WASHINGTON — A new space force will cost roughly $2 billion to create over the next five years, transferring 15,000 individuals from other service branches, the Pentagon said Friday.
Additional resources will be required later for such things as a Space Force headquarters and perhaps a training academy, the Pentagon said.
“This is an historic moment for our nation,” acting Defense Secretary Patrick Shanahan said in a statement Friday.
“The Department of Defense’s legislative proposal to establish the United States Space Force as the sixth branch of the Armed Forces is a strategic step towards securing America’s vital national interests in space,” he said. “Our approach follows President Trump’s bold vision for space and commits resources to deliver more capability faster, ensuring the United States can compete, deter, and, if needed, win in a complex domain.”
The proposal had been quietly delivered to Congress on Wednesday but the Pentagon did not release details until today.
It said the force start-up would cost $72 million in fiscal year 2020, primarily to centralize a headquarters for the new entity. The initial contingent to staff the headquarters and direct creation would be about 200 uniformed and civilian personnel, the Pentagon said.
In January, President Donald Trump signed a directive that ordered the space force to be part of the Department of the Air Force, similar to how the Marine Corps is an augment within the Department of the Navy.
That directive prompted the Pentagon to say it is creating a U.S. Space Command — an entity that combines space elements of all the service branches and would be made moot if an independent Space Force is established.
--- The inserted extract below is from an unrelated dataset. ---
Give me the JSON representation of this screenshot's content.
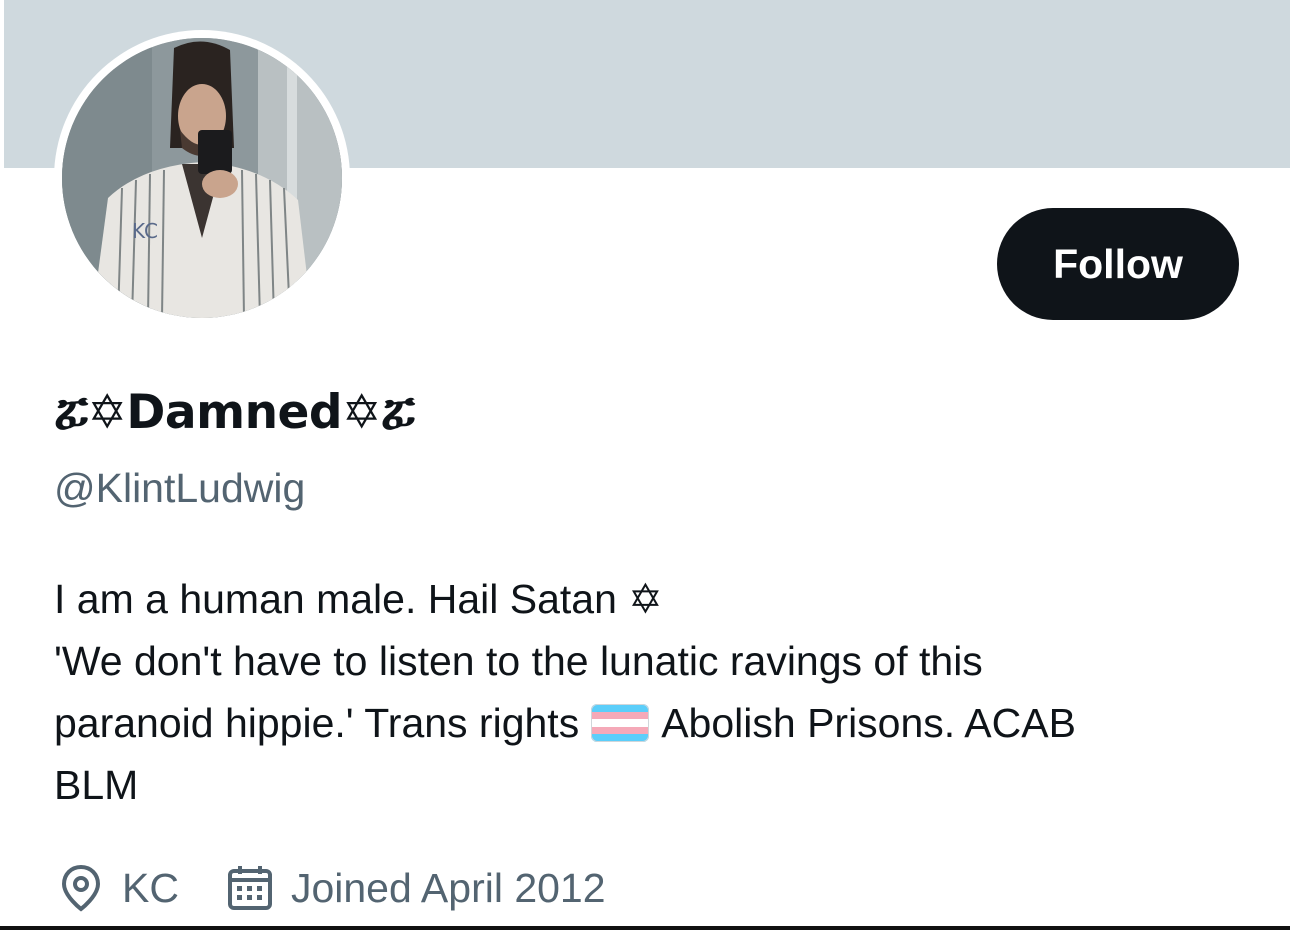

That new command is on track to be created by summer.
According to the proposal, the Space Force would begin with space elements that are now part of the Air Force and then build out by snaring space duties of the other service benches, according to the proposal.
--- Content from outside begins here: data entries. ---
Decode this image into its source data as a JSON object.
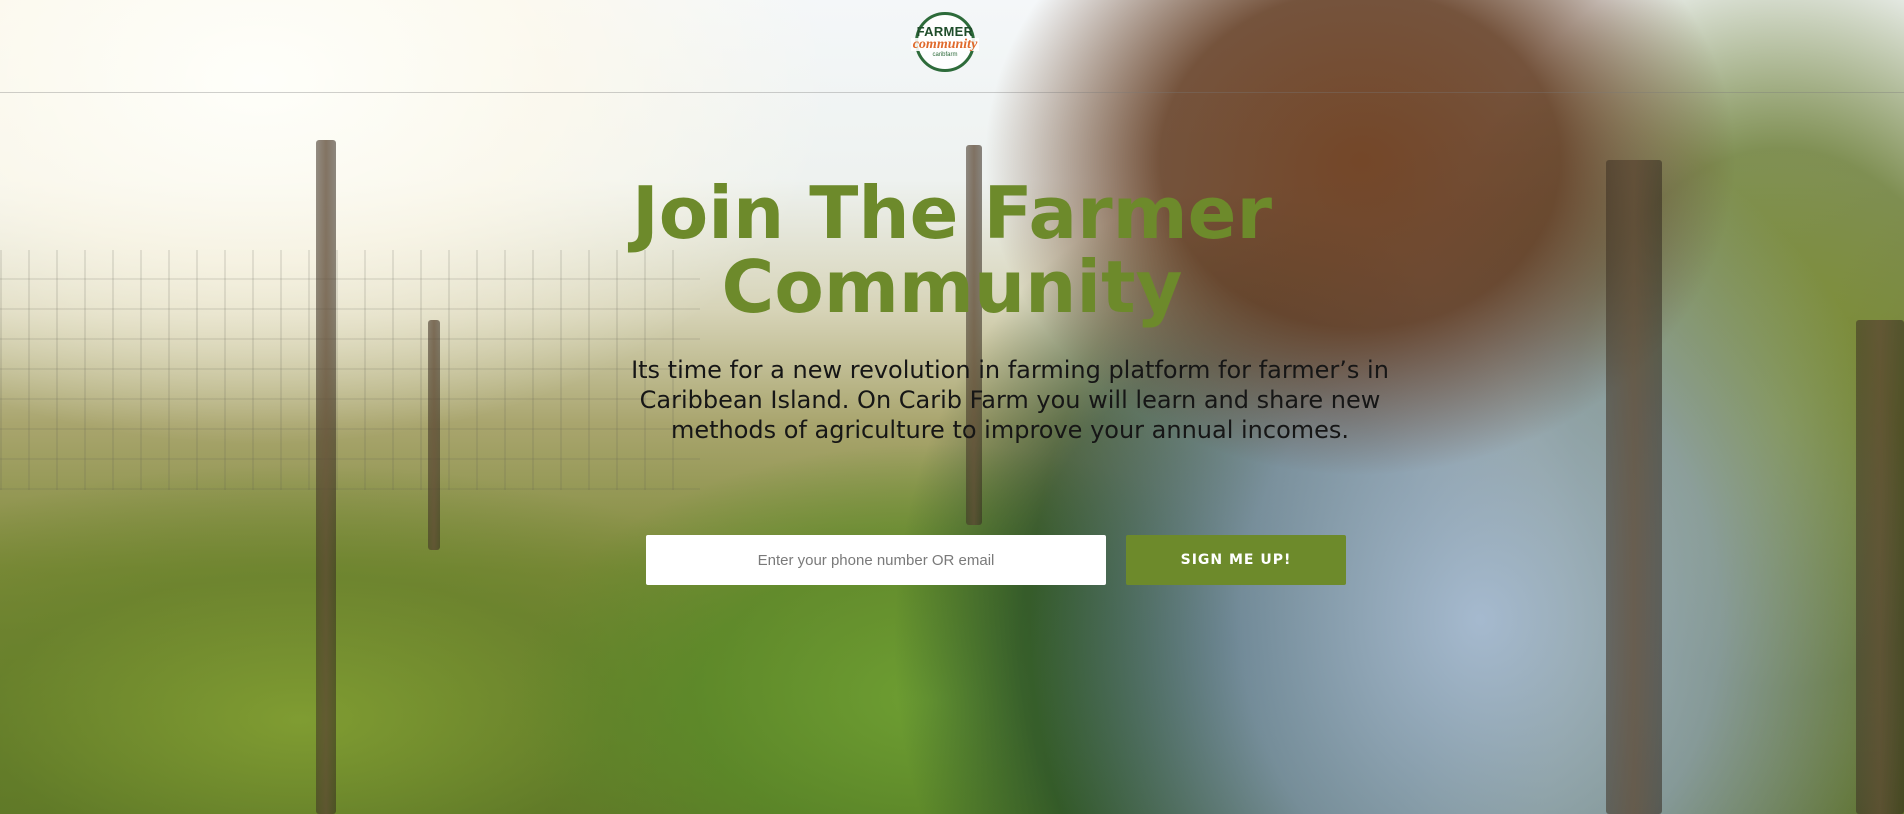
{
  "brand": {
    "logo_top": "FARMER",
    "logo_middle": "community",
    "logo_bottom": "caribfarm",
    "accent_color": "#6d8a2b",
    "logo_green": "#2d6b3a",
    "logo_orange": "#e06a2c"
  },
  "hero": {
    "headline": "Join The Farmer Community",
    "description": "Its time for a new revolution in farming platform for farmer’s in Caribbean Island. On Carib Farm you will learn and share new methods of agriculture to improve your annual incomes.",
    "background_image": "woman-farmer-harvesting-vegetables-photo"
  },
  "signup": {
    "input_placeholder": "Enter your phone number OR email",
    "input_value": "",
    "button_label": "SIGN ME UP!"
  }
}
“We will continue to be the best in the world at space and establishing a dedicated space force strengthens our ability to deter, compete and win in space,” Air Force Secretary Heather Wilson said Friday in a statement. Wilson had strongly opposed the creation of a new service branch for space, arguing it should remain part of the Air Force.
In addition to establishing a headquarters in 2020, the first-year plans also show an undersecretary of the Air Force for space would be nominated and subject to Senate confirmation and a chief of staff — a four-star position — would be named to head the force. That chief of staff will be on the Joint Chiefs of Staff, similar to the role of commandant of the Marine Corps.
More functions will be transferred to the Space Force in fiscal years 2021 and 2022, the proposal outlined. “This will include relevant space operational elements, acquisition elements, training and education elements, and other identified space-specific entities,” the proposal said.
In the following two years, new units and duties will come to the force, the proposal said, in response to “new mission demands and to establish organic space-specific capacity for doctrine development, intelligence analysis, education, etc.”
Left undetermined are what type of reserve or guard components will be part of the force and what to do with personnel who are opposed to being transferred to a new service entity from their current service branch.